Ag Today June 22, 2020

Lack of sales data hurts cotton farmers hoping for federal recovery money [Bakersfield Californian]

…Pima growers aren’t giving up. They’re trying to make the case to the U.S. Department of Agriculture that the crop did, indeed, suffer a big enough price decline to deserve some of the $16 billion in federal money set aside last month to help farmers. Qualified growers stand to receive direct payments of up to $250,000 each. This week, the Kern County Farm Bureau issued a “call to action” asking local Pima farmers to write letters urging the USDA to reconsider its ruling that the crop didn’t qualify for federal financial assistance.


San Diego County farmers fight for share of federal COVID-19 relief money [inewsource, San Diego]

Farmers who grow San Diego County’s most valuable crops may miss out on federal cash for coronavirus-related losses because some of their agriculture products — primarily flowers, nursery plants and exotic fruits — are not included in the relief program. The growers are pushing to get their specialty crops added to the government’s eligible list, and the U.S. Department of Agriculture appears willing to hear them out. … Hannah Gbeh, the San Diego County Farm Bureau’s executive director, described the region’s agriculture as unique.


Farmworkers adjust to new health protocols as grape harvest peaks during coronavirus pandemic [Palm Springs Desert Sun]

… With the harvest season peaking as communities in the eastern part of the region continue to report higher rates of infection than other neighboring cities, farmworkers are forced to make the difficult decision between a paycheck or sheltering at home. … In the fields, many workers have traded bandanas, long used to protect faces and necks from the sun, for cloth masks. Efforts to practice good hygiene — disinfecting tools and washing hands after using the bathroom — have increased.


For some California teens, school closures led to work in the fields [CalMatters]

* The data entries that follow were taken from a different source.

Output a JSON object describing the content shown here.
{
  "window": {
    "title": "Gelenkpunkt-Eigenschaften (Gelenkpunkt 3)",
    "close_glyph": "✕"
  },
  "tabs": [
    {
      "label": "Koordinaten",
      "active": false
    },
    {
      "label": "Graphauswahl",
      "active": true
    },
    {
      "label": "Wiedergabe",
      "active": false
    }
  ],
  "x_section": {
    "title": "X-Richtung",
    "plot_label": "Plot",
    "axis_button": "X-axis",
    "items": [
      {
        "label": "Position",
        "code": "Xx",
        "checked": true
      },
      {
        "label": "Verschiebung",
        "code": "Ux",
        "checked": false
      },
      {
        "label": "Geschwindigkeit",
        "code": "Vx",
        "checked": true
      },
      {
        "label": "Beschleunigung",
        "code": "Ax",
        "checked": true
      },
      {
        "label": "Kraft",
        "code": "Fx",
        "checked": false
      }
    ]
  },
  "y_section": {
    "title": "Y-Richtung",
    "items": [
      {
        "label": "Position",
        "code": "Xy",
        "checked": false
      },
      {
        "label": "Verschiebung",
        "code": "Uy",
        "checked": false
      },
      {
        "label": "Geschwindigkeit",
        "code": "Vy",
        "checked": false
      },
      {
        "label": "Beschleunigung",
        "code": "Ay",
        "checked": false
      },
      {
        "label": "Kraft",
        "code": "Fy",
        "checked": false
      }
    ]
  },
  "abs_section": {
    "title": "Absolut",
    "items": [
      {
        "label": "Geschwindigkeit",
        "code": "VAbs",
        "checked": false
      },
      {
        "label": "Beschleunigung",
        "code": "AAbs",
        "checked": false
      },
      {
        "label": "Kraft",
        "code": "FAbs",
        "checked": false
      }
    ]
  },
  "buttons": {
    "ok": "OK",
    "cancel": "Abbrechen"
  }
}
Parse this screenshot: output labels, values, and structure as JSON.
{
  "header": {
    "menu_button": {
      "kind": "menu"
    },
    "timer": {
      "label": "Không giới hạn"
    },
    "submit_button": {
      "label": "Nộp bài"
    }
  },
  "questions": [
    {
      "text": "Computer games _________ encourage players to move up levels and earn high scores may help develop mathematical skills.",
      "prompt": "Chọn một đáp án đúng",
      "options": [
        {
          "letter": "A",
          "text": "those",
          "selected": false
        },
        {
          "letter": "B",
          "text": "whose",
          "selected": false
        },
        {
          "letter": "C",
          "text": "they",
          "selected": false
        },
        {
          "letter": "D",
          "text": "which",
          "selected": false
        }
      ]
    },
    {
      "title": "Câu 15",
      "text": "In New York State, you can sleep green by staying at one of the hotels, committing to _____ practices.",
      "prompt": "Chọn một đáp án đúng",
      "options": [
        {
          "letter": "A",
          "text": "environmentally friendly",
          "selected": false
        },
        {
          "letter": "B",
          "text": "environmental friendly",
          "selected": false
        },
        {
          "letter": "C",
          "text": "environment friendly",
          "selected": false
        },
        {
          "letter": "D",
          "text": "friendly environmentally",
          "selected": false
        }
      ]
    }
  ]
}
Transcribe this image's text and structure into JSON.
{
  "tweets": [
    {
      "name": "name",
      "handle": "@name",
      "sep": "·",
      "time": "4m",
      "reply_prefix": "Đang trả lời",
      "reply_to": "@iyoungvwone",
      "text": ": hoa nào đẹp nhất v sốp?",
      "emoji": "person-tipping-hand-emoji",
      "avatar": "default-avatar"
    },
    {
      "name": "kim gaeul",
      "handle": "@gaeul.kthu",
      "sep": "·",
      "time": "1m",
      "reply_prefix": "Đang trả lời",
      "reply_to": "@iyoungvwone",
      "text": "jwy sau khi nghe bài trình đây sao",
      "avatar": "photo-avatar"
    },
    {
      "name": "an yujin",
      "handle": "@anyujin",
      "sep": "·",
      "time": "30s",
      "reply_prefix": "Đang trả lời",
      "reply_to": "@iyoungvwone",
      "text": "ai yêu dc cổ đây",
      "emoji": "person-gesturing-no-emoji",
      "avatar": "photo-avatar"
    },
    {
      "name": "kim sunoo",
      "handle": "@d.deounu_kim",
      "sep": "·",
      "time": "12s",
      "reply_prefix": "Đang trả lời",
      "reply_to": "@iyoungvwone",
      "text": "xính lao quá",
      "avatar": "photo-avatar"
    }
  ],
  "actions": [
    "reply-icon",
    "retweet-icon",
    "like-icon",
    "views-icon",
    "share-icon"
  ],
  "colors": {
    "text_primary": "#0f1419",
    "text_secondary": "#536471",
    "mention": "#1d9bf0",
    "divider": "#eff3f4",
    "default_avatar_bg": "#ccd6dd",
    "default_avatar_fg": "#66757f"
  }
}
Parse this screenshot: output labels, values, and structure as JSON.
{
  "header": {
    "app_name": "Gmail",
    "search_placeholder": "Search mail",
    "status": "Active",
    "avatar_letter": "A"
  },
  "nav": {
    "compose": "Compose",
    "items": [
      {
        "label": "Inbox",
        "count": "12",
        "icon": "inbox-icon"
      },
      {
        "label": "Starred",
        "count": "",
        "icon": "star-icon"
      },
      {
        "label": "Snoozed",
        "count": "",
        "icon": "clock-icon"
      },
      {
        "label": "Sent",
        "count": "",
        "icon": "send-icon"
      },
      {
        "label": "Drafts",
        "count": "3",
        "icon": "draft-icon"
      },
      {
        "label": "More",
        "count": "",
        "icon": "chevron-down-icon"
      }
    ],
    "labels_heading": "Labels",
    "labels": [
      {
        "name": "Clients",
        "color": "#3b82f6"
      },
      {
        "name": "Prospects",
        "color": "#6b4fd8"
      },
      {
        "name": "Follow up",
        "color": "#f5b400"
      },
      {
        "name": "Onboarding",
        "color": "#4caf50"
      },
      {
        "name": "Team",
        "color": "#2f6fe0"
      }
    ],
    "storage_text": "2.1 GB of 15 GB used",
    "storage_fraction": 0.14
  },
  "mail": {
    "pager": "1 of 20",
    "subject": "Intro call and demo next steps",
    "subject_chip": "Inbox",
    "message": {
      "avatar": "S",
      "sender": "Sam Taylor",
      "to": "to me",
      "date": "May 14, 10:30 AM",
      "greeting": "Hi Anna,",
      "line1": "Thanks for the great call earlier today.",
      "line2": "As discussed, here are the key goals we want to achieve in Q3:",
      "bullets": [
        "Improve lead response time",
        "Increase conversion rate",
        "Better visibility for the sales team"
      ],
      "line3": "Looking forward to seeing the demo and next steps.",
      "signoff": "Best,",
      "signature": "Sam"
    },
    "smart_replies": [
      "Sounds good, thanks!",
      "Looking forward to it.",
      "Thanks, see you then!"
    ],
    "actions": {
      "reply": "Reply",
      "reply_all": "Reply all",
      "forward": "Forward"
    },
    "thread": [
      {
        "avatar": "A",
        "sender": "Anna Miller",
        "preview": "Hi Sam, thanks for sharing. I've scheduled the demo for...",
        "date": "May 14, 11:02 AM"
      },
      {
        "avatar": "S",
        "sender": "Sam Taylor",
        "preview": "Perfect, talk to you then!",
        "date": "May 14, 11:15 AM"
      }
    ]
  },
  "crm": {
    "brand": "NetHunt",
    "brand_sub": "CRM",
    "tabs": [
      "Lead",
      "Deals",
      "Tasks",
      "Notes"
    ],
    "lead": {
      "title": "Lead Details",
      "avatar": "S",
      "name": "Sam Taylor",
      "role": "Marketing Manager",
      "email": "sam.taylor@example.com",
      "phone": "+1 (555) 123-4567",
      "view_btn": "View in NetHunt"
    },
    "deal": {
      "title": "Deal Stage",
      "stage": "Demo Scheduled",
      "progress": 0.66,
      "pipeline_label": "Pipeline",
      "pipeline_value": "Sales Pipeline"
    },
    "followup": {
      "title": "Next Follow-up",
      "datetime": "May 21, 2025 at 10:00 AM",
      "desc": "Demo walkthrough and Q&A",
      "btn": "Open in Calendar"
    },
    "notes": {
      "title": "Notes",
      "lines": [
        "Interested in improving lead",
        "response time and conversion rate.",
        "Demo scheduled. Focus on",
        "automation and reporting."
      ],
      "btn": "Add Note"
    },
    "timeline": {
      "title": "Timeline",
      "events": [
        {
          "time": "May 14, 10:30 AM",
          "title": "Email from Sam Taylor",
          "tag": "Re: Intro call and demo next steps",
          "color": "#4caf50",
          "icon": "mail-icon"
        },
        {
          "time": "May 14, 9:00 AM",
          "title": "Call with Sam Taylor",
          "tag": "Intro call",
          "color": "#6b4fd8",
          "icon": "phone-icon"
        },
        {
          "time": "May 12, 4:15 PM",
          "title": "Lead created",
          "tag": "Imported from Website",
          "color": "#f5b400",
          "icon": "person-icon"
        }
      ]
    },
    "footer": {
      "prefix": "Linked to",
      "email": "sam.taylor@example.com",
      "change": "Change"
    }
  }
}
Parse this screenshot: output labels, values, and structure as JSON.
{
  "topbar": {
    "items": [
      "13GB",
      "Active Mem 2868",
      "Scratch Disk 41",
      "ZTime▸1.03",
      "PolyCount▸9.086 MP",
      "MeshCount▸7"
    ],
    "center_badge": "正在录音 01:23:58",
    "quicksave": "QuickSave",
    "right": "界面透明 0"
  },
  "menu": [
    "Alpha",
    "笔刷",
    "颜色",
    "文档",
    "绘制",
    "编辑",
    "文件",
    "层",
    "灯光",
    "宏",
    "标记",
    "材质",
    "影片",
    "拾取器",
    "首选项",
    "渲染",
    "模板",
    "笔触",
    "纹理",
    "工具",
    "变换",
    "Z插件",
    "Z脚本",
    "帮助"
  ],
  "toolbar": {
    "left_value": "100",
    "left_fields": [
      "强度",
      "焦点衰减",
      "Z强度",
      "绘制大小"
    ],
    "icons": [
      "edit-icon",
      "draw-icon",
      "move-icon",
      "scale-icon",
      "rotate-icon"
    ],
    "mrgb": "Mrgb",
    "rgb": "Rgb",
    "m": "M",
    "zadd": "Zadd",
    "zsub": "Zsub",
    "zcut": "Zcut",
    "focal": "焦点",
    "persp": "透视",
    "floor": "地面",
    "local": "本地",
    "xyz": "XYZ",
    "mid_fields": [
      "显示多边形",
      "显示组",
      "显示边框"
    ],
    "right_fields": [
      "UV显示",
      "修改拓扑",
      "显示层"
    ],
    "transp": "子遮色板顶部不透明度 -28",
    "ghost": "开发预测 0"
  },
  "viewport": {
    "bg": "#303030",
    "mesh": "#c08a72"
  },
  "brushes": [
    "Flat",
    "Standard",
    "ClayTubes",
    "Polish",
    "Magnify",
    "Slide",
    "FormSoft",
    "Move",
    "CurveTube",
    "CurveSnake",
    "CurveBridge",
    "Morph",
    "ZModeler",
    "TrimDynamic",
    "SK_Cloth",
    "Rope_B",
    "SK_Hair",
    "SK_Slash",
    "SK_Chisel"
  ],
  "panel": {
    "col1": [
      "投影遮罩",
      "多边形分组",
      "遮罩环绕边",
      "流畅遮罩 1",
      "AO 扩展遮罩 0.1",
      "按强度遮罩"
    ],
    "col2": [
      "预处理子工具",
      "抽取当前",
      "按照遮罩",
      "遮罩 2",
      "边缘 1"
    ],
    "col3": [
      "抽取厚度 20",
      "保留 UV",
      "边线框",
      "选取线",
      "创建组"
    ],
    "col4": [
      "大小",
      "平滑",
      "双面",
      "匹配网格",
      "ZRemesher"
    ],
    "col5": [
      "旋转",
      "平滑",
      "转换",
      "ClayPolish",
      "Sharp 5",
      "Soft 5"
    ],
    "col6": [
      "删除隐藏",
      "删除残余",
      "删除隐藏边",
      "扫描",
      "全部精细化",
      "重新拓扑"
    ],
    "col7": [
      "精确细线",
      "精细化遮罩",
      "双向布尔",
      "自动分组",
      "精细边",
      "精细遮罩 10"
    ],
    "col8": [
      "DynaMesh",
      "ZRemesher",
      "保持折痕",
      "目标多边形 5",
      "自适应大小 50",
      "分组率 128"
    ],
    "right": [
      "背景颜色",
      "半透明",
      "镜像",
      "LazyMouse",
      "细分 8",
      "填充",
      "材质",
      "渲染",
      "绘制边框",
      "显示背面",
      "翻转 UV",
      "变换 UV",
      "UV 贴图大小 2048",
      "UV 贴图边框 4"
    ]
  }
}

… Like many students in California’s agricultural communities, the Salvador sisters’ personal and educational lives have been upended by the coronavirus pandemic  When the health crisis interrupted education across the state, closing schools in March and moving learning online, many of these students went to work in the vast green fields that feed much of the country. … The dilemma is playing out in agricultural communities from Imperial County on the southern border to Monterey on the Central Coast to Butte County in Northern California.


Opinion: Essential workers indispensable for feeding us but remain afterthoughts [Ventura County Star]

… The indispensable contributions of farmworkers before and especially during this pandemic confirm the legitimacy of their commitment to this nation. They have more than earned the right to be treated with respect and assurances that labor laws that are supposed to protect them are enforced. … Regardless of their status, they should not be working in the shadows and whispers of a democratic society. We must give farmworkers the right to legalize their status in the U.S.


What’s gotten into the price of cheese? [New York Times]

The wholesale market for Cheddar is typically a mild one. But the vagaries of supply and demand during the pandemic have caused sharp swings in cheese prices, which rose to record highs this month — just weeks after plummeting to nearly 20-year lows. Consumers are buying way more cheese, even as the usually huge demand from restaurants and schools has fallen off. Dairy farmers and prepared-food companies, which supply ingredients to cheese makers or buy their products, have seen disruptions in their businesses. Together, these countervailing forces have fueled the up-and-down trading in the market.


Battery-powered pickups? California’s next clean air rule targets gas-powered trucks, big rigs [Sacramento Bee]

… California’s air pollution agency this week is poised to pass a rule that would require truck manufacturers to cut their production of gas-powered vehicles by more than half over the next 15 years and instead sell battery- and hydrogen-powered machines. … The main fight behind the scenes as the Air Resources Board developed the regulation centered on how quickly it would apply to heavy pickup trucks and delivery vans. … By 2035, the rule would require zero-emission trucks to account for 55% of medium-duty sales — including pickups — beginning with a 5% requirement in 2024.